Presented in part at the American Society of Dermatopathology Meeting, Atlanta, December 1990.
Histologic regression in malignant melanoma: an interobserver concordance study
Article first published online: 27 APR 2006
Journal of Cutaneous Pathology
Volume 20, Issue 2, pages 126–129, April 1993
How to Cite
Kang, S., Barnhill, R. L., Mihm, M. C. and Sober, A. J. (1993), Histologic regression in malignant melanoma: an interobserver concordance study. Journal of Cutaneous Pathology, 20: 126–129. doi: 10.1111/j.1600-0560.1993.tb00228.x
- Issue published online: 27 APR 2006
- Article first published online: 27 APR 2006
- Accepted July 19, 1992

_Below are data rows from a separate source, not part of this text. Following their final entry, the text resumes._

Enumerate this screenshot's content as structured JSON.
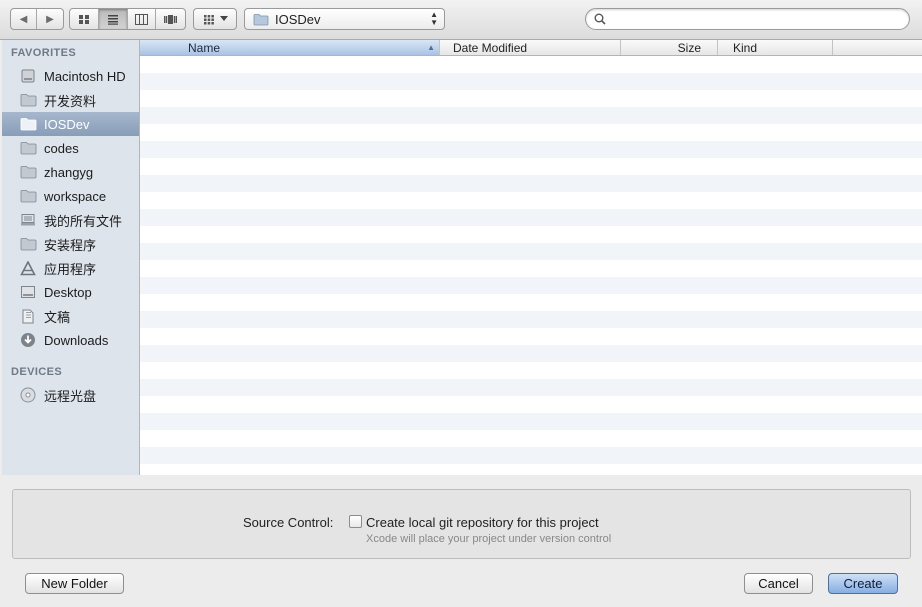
{
  "toolbar": {
    "back_glyph": "◀",
    "forward_glyph": "▶",
    "view_modes": [
      "icon-view-icon",
      "list-view-icon",
      "column-view-icon",
      "coverflow-view-icon"
    ],
    "active_view": "list",
    "path": {
      "label": "IOSDev",
      "icon": "folder-icon"
    },
    "search": {
      "value": "",
      "placeholder": ""
    }
  },
  "sidebar": {
    "favorites_header": "FAVORITES",
    "favorites": [
      {
        "label": "Macintosh HD",
        "icon": "hard-disk-icon"
      },
      {
        "label": "开发资料",
        "icon": "folder-icon"
      },
      {
        "label": "IOSDev",
        "icon": "folder-icon",
        "selected": true
      },
      {
        "label": "codes",
        "icon": "folder-icon"
      },
      {
        "label": "zhangyg",
        "icon": "folder-icon"
      },
      {
        "label": "workspace",
        "icon": "folder-icon"
      },
      {
        "label": "我的所有文件",
        "icon": "all-files-icon"
      },
      {
        "label": "安装程序",
        "icon": "folder-icon"
      },
      {
        "label": "应用程序",
        "icon": "applications-icon"
      },
      {
        "label": "Desktop",
        "icon": "desktop-icon"
      },
      {
        "label": "文稿",
        "icon": "documents-icon"
      },
      {
        "label": "Downloads",
        "icon": "downloads-icon"
      }
    ],
    "devices_header": "DEVICES",
    "devices": [
      {
        "label": "远程光盘",
        "icon": "optical-disc-icon"
      }
    ]
  },
  "filelist": {
    "columns": {
      "name": "Name",
      "date": "Date Modified",
      "size": "Size",
      "kind": "Kind"
    },
    "sorted_by": "name",
    "rows": []
  },
  "options": {
    "source_control_label": "Source Control:",
    "git_checkbox_label": "Create local git repository for this project",
    "git_checked": false,
    "hint": "Xcode will place your project under version control"
  },
  "buttons": {
    "new_folder": "New Folder",
    "cancel": "Cancel",
    "create": "Create"
  },
  "colors": {
    "sidebar_bg": "#dde4eb",
    "selection": "#8fa3be",
    "default_button": "#86aee2"
  }
}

Histologic evidence for regression as a prognostic indicator in melanoma has shown conflicting results. To assess if melanoma regression is a consistently identifiable histologic feature, an interobserver concordance study was undertaken. Fifty histologic slides of melanoma with Breslow thickness of I mm or less were non-randomly selected from the Massachusetts General Hospital Melanoma Registry. The selection was in favor of those with regression present in 44 of 50 slides (88%). Two dermatopathologists working independently evaluated a 2 mm wide bracketed area in each tissue section and then the remainder of the non-bracketed tissue section for regression. Before and after each slide review, the evaluators were required to read criteria for early, intermediate, and late regression explicitly outlined. The overall concordance rate for the presence and absence of regression was 96% (48/50) in the bracketed area and 90% for the outside area. When the group with regression was subdivided into three stages, interobserver agreement fell to 86% for the bracketed, and 66% for the outside area. In at least 30% of cases where regression was detected in the bracketed area, both reviewers observed two or more stages of regression in the remainder of tissue section. Therefore, subdividing the process is impractical and unrealistic. Consistent histologic identification of regression in melanoma requires a simple and systematic approach which should be applied to future studies that include melanoma regression as a prognostic factor.